The First American Woman to Spacewalk Has Journeyed To the Deepest Point in the Ocean

NASA astronaut and oceanographer Dr. Katherine D (Cathy) Sullivan became the first woman to reach the deepest knowledge of the ocean, breaking records and now lowering one more. In June, three space shuttle planes flew about 10,915 meters (35,810 feet) toward the Challenger Deep, a place off the coast of the Earth at the southern end of the Mariana Trench in the western Pacific Ocean.  His vehicle was a submerged factory – the Explorer, a private equity investor, and the creation of retired U.S. Navy officer Victor Vescovo who survived the Triton submarines.

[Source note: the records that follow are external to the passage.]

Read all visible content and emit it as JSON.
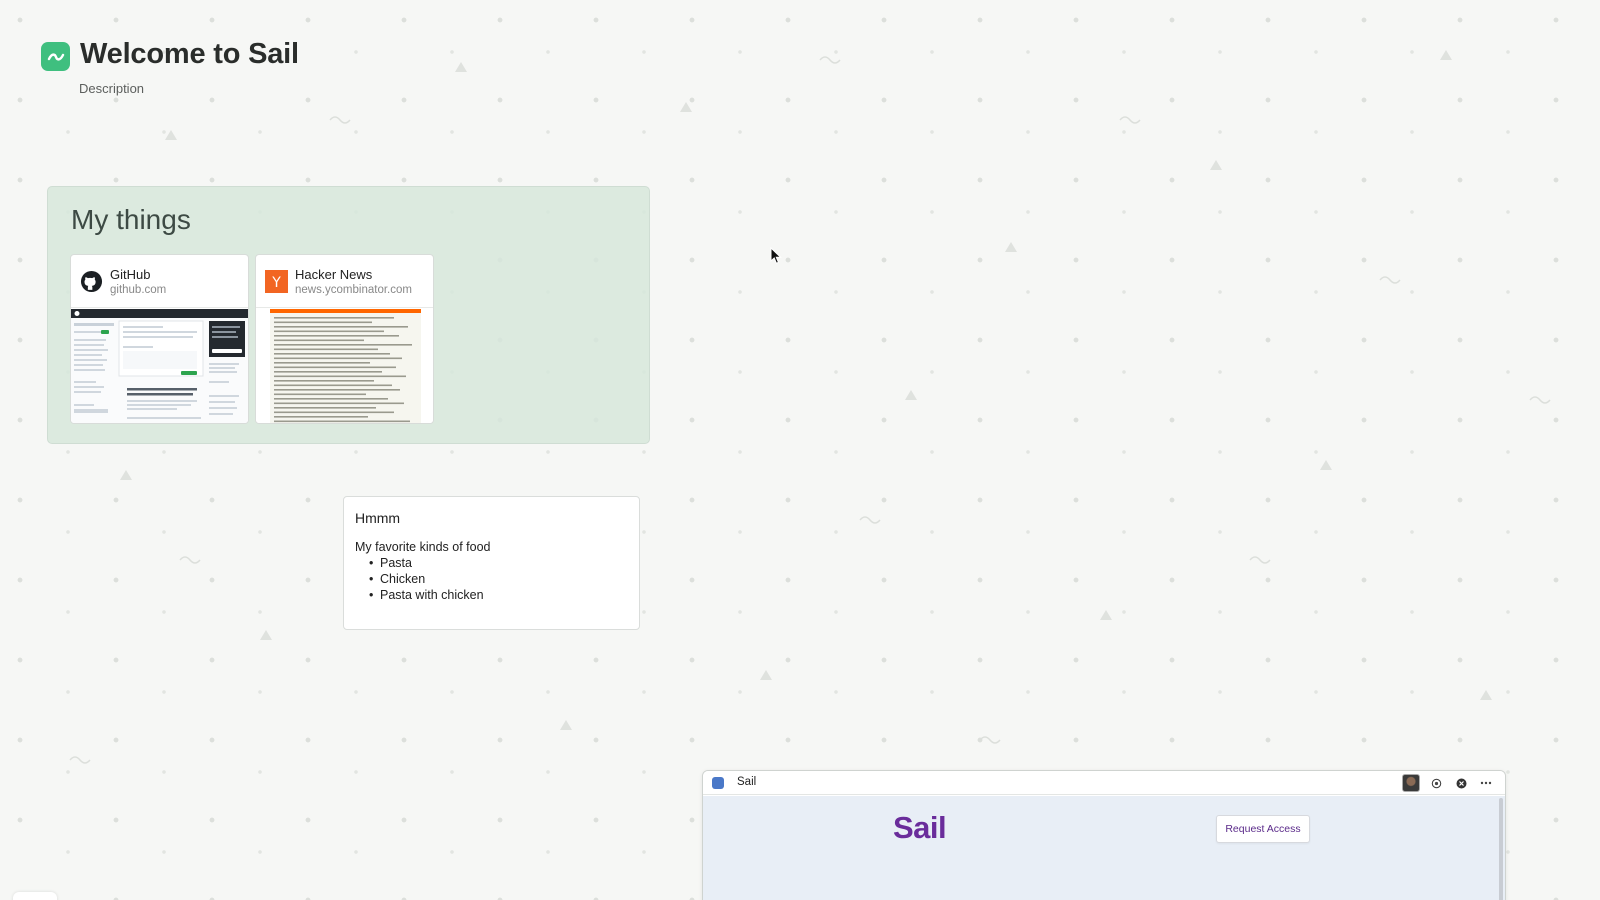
{
  "space": {
    "title": "Welcome to Sail",
    "description": "Description",
    "logo_color": "#3fbf7f"
  },
  "group": {
    "title": "My things",
    "cards": [
      {
        "title": "GitHub",
        "domain": "github.com",
        "icon": "github-icon"
      },
      {
        "title": "Hacker News",
        "domain": "news.ycombinator.com",
        "icon": "hacker-news-icon"
      }
    ]
  },
  "note": {
    "title": "Hmmm",
    "intro": "My favorite kinds of food",
    "items": [
      "Pasta",
      "Chicken",
      "Pasta with chicken"
    ]
  },
  "embed": {
    "title": "Sail",
    "wordmark": "Sail",
    "request_label": "Request Access",
    "brand_color": "#6a2c9b"
  }
}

Dr. Sullivan told IFLScience in an interview, “Victor invited Challenger Deep, the deepest point on the planet, to join the expedition with the intention of immersing him in a submerged factor.” “It was a natural and easy decision for me because I know the engineering and technology that Victor and the Triton submersible team put into the submarine.”

As the eighth person in history to reach this depth, Sullivan, who became the first American woman to walk in space on October 11, 1986, is now the only person in the world to have experienced both. According to Sullivan, however, everyone’s rides were pole different.

Sullivan explained, “If your destination is less than Earth’s orbit, reaching your destination is like dropping a bomb. It is a very intense force in a very short time; Thousands of pounds in eight and a half minutes, [even] millions of pounds of pressure.” “Reaching the bottom of the Marianas Trench is four hours, long and gracious, gentle and clear… It will remind you even more of a long-haul plane without leaving you a very exotic destination without omitting something hyper-dramatic.”

Sullivan and pilot Vescovo, who last year docked the same submarine at the deepest point in each of the world’s oceans, planned to spend another four hours experimenting on the surface with scientific instruments to refine the depth of the Challenger dip and collect a few rocks. The electrical system problem forced the two to re-emerge two hours later, but that didn’t stop Sullivan from getting around.

Sullivan recalled, “I spent every moment looking from all [viewport] and trying to squint and watch.”We were one to two meters from the bottom and the life of this very deep one adapts to this harsh environment … It’s not a lot of life and it doesn’t lean towards the big life … because there’s a lot There is no food supply. “

Sullivan added, “But it felt like the moon was rising to me, that is, it reminded me of that.”… I have to investigate to satisfy my curiosity about what these animals were. Sullivan is no stranger to the sea. Sullivan, a former administrator of the National Oceanic and Atmospheric Administration (NOAA) with an in geology/oceanography, was always ambitious to reach the bottom of the deep sea, but could not cross when the opportunity arose to travel the other way. It’s up.

Sullivan said, “I think when I was growing up, everyone saw every image of the world, and they all fascinated me.” “But, I mean, we all know it personally. There’s a difference between looking at your friend’s vacation pictures from the Grand Canyon and being in the Grand Canyon yourself. You can change the way you look at pictures of Earth astronauts.”

When Sullivan and Vescovo reappeared, they were greeted with a call from the International Space Station (ISS) orbiting 400 kilometers (250 miles) above, which not only linked Sullivan’s own achievements but also highlighted the latest developments in reusable ships.

Sullivan said, “The time interval between the Challenger Deep and the first submersion to the second was 52 years … and now in this expedition, we will do it three times in 10 days.” “It’s a remarkable leap forward in terms of the reliability and reusability of the sinking plant, and the SpaceX Dragon capsule that took Doug Hurley and Bob Behnken to the space station, the first flight in front of the same kind of commercial jump … reliable, reusable.”  Combined with the EYOS campaign, the “Ring of Fire” campaign, in which Sullivan was involved, will run until July of this year, demonstrating limited-factor engineering skills and advancing scientific research into this deep pocket of the world.